Python Question

Using the AND and NOT Operator in Python

Here is my custom class that I have that represents a triangle. I'm trying to write code that checks to see if

self.a
,
self.b
, and
self.c
are greater than 0, which would mean that I have Angle, Angle, Angle.

Below you will see the code that checks for A and B, however when I use just
self.a != 0
then it works fine. I believe I'm not using
&
correctly. Any ideas?
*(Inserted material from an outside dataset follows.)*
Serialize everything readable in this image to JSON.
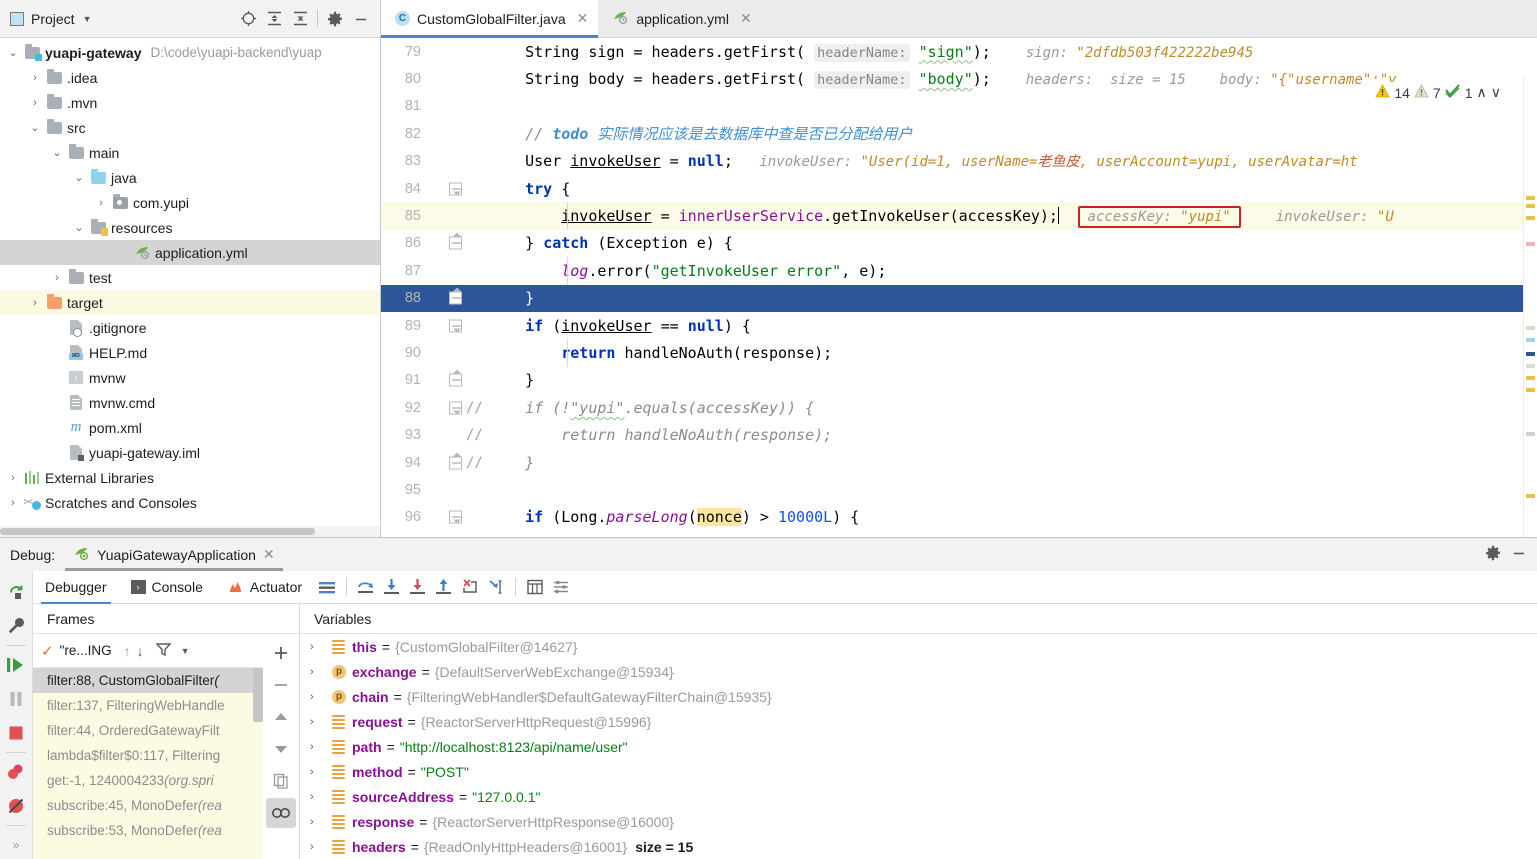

Here is how I am calling it:
print myTri.detType()


class Triangle:

# Angle A To Angle C Connects Side F
# Angle C to Angle B Connects Side D
# Angle B to Angle A Connects Side E

def __init__(self, a, b, c, d, e, f):
self.a = a
self.b = b
self.c = c
self.d = d
self.e = e
self.f = f

def detType(self):
#Triangle Type AAA
if self.a != 0 & self.b != 0:
return self.a

#If self.a > 10:
#return AAA

#Triangle Type AAS

#elif self.a = 0:
#return AAS

#Triangle Type ASA

#Triangle Type SAS

#Triangle Type SSS

#else:
#return unknown

Answer Source

You should write :

if (self.a != 0) and (self.b != 0) :

"&" is the bit wise operator and does not suit for boolean operations. The equivalent of "&&" is "and" in Python.

A shorter way to check what you want is to use the "in" operator :

if 0 not in (self.a, self.b) :

You can check if anything is part of a an iterable with "in", it works for :

  • Tuples. I.E : "foo" in ("foo", 1, c, etc) will return true
  • Lists. I.E : "foo" in ["foo", 1, c, etc] will return true
  • Strings. I.E : "a" in "ago" will return true
  • Dict. I.E : "foo" in {"foo" : "bar"} will return true

As an answer to the comments :

Yes, using "in" is slower since you are creating an Tuple object, but really performances are not an issue here, plus readability matters a lot in Python.

For the triangle check, it's easier to read :

0 not in (self.a, self.b, self.c)

Than

(self.a != 0) and (self.b != 0) and (self.c != 0) 

It's easier to refactor too.

Of course, in this example, it really is not that important, it's very simple snippet. But this style leads to a Pythonic code, which leads to a happier programmer (and losing weight, improving sex life, etc.) on big programs.